The second issue was not knowing who I would gradewith. As shorinji kempo is based on pair work this can have an effect on performance. Naturally techniques should be able to applied to anyone but in a grading it comforts you to know who your partner is. As it happens when I met mine and we had a chance to go through embu I felt a lot easier. He knew his stuff and was fluid in movement. No problem.

In fact during feedback Mizuno sensei made this very point about grazings. To him a grading is useful as it pressure tests technique. Yes they make allowances for the fact that sometimes we don't have a chance to practice with a partner beforehand but in real self defence you have to make the technique work. And this is grading: making it work under pressure. It's no good asking an adversary on the street to stop and start again "cos I wasn't prepared".

Lastly it's worth mentioning sweat. I know it's notpleasant but on a hot spring day in a packed dojo it becomes an issue when you're trying to apply wrist locks. The answer? Think creatively. Go with the flow of the technique and focus on the outcome (immobilising an opponent, trapping an opponent or maybe throwing). It was trickier but a valuable lesson.


Photos courtesy of Amar Haria.




10 comments:

SueC said...

I'm so envious that your grading is over! Well done.

I'm also worried that I'll forget some of my techniques on the day. We've been advised that if we forget one of our ippons to just make it up rather than stand there looking puzzled. As long as it has the main components of block, counter and finish and is executed well the judges won't realise it wasn't the intended technique. I suppose it's all about thinking on your feet. Like you say - think creatively and focus on the outcome.

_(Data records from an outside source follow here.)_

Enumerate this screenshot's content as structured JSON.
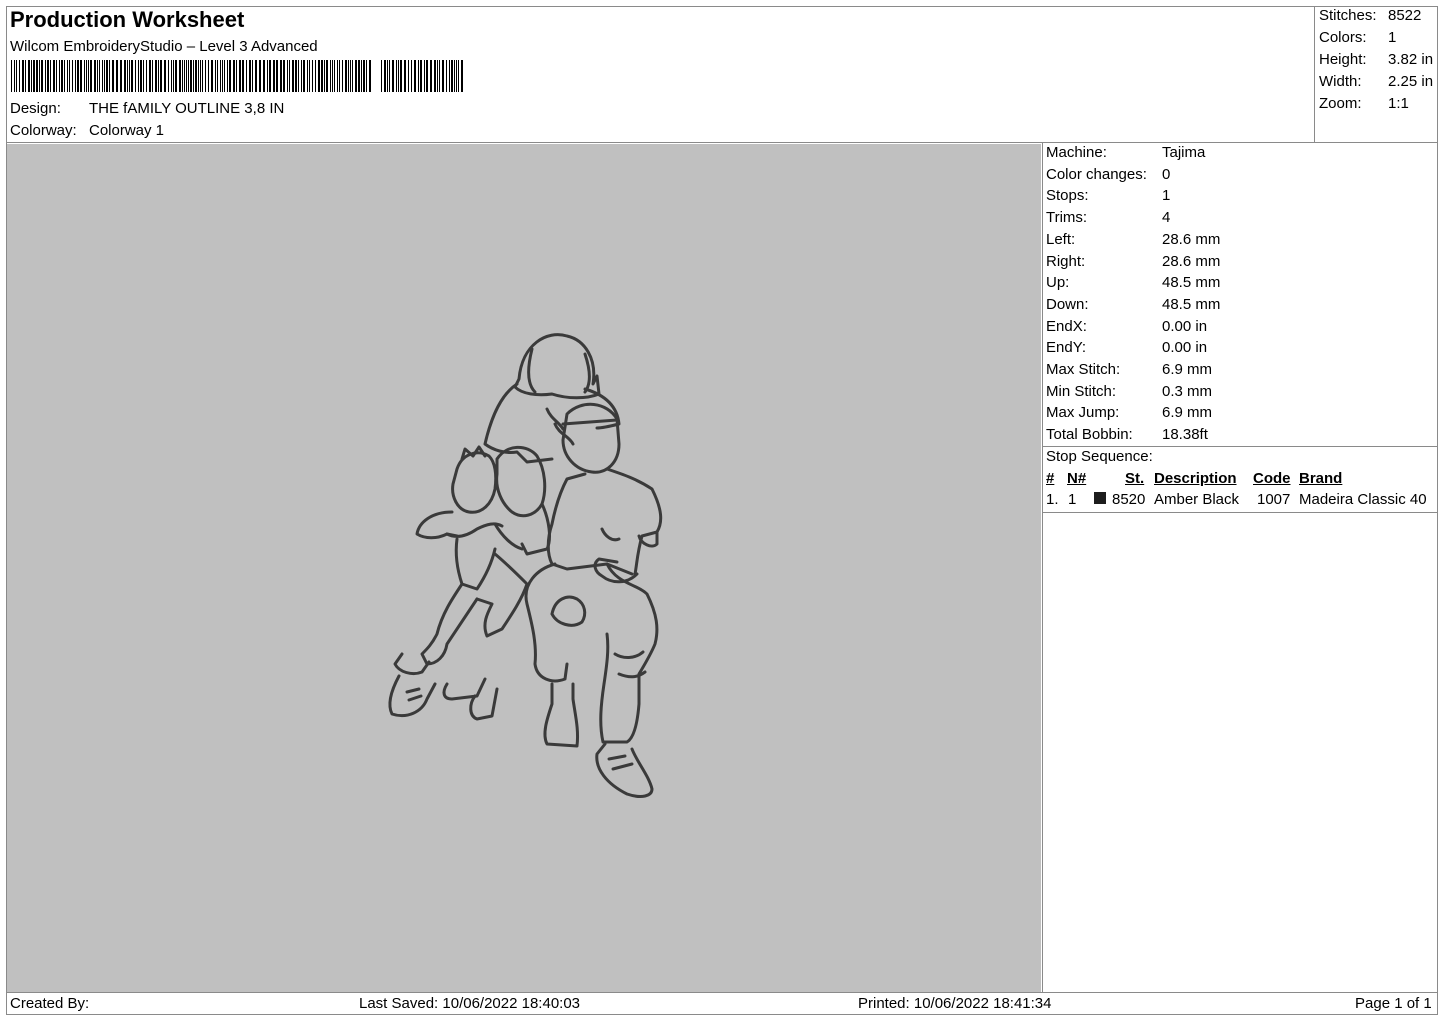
{
  "header": {
    "title": "Production Worksheet",
    "software": "Wilcom EmbroideryStudio – Level 3 Advanced",
    "design_label": "Design:",
    "design_value": "THE fAMILY OUTLINE 3,8 IN",
    "colorway_label": "Colorway:",
    "colorway_value": "Colorway 1"
  },
  "stats": [
    {
      "label": "Stitches:",
      "value": "8522"
    },
    {
      "label": "Colors:",
      "value": "1"
    },
    {
      "label": "Height:",
      "value": "3.82 in"
    },
    {
      "label": "Width:",
      "value": "2.25 in"
    },
    {
      "label": "Zoom:",
      "value": "1:1"
    }
  ],
  "machine_info": [
    {
      "label": "Machine:",
      "value": "Tajima"
    },
    {
      "label": "Color changes:",
      "value": "0"
    },
    {
      "label": "Stops:",
      "value": "1"
    },
    {
      "label": "Trims:",
      "value": "4"
    },
    {
      "label": "Left:",
      "value": "28.6 mm"
    },
    {
      "label": "Right:",
      "value": "28.6 mm"
    },
    {
      "label": "Up:",
      "value": "48.5 mm"
    },
    {
      "label": "Down:",
      "value": "48.5 mm"
    },
    {
      "label": "EndX:",
      "value": "0.00 in"
    },
    {
      "label": "EndY:",
      "value": "0.00 in"
    },
    {
      "label": "Max Stitch:",
      "value": "6.9 mm"
    },
    {
      "label": "Min Stitch:",
      "value": "0.3 mm"
    },
    {
      "label": "Max Jump:",
      "value": "6.9 mm"
    },
    {
      "label": "Total Bobbin:",
      "value": "18.38ft"
    }
  ],
  "stop_sequence": {
    "title": "Stop Sequence:",
    "headers": {
      "num": "#",
      "needle": "N#",
      "stitches": "St.",
      "description": "Description",
      "code": "Code",
      "brand": "Brand"
    },
    "rows": [
      {
        "num": "1.",
        "needle": "1",
        "swatch_color": "#1d1d1d",
        "stitches": "8520",
        "description": "Amber Black",
        "code": "1007",
        "brand": "Madeira Classic 40"
      }
    ]
  },
  "footer": {
    "created_by": "Created By:",
    "last_saved": "Last Saved: 10/06/2022 18:40:03",
    "printed": "Printed: 10/06/2022 18:41:34",
    "page": "Page 1 of 1"
  },
  "colors": {
    "preview_background": "#c0c0c0",
    "thread": "#3a3a3a"
  }
}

Charleyhorse said...

Some master once said that if you've got a good grasp on the principles of body mechanics and exude an aura of confidence during testing then a certain amount of forgetfulness is perfectly acceptable.

Congratulations on finishing the testing. I hope that someone managed to take a lot of photographs.

SenseiMattKlein said...

Really glad to see the random callout worked for you. Gradings are always unreal stressful, but it looks as though you handled it well.

Littlefair said...

Thanks guys!

Don't worry Sue-it seems like you have the right attitude and as Charleyhorse said in a previous comment- somebody would've had a word with you if they thought you weren't ready. I think you said "Enjoy the pain!" after that Charleyhorse?!

Charleyhorse said...

That's right Littlefair. Senior practitioners keep an eye out for brown belts testing before they are ready, and will say something if it's necessary. As for the pain . . . well, it just means that you tried as hard as you could, and so it's a badge of honor. That's a good way to look at it, I guess.

Littlefair said...

Like.
:)

jc said...

good work.... good thoughts....

Littlefair said...

Thanks jc...

Marie said...

Congratulations Chris :)

I'm sure a certain amount of karate brain farts (love that expression! LOL) are expected during Shodan gradings... I also think it's how you deal with it that counts. With any amount of practice there's going to be a time when your body puts you in a place you weren't expecting to end up. I think it's all about adapting and apply what you know to get you out of the corner, so to speak.

Congratulationg (again). Now the real fun can begin :)

xMx

Littlefair said...

Brain fart! Heh heh….Plenty of those, yeah :-)

Thanks for the wishes Marie!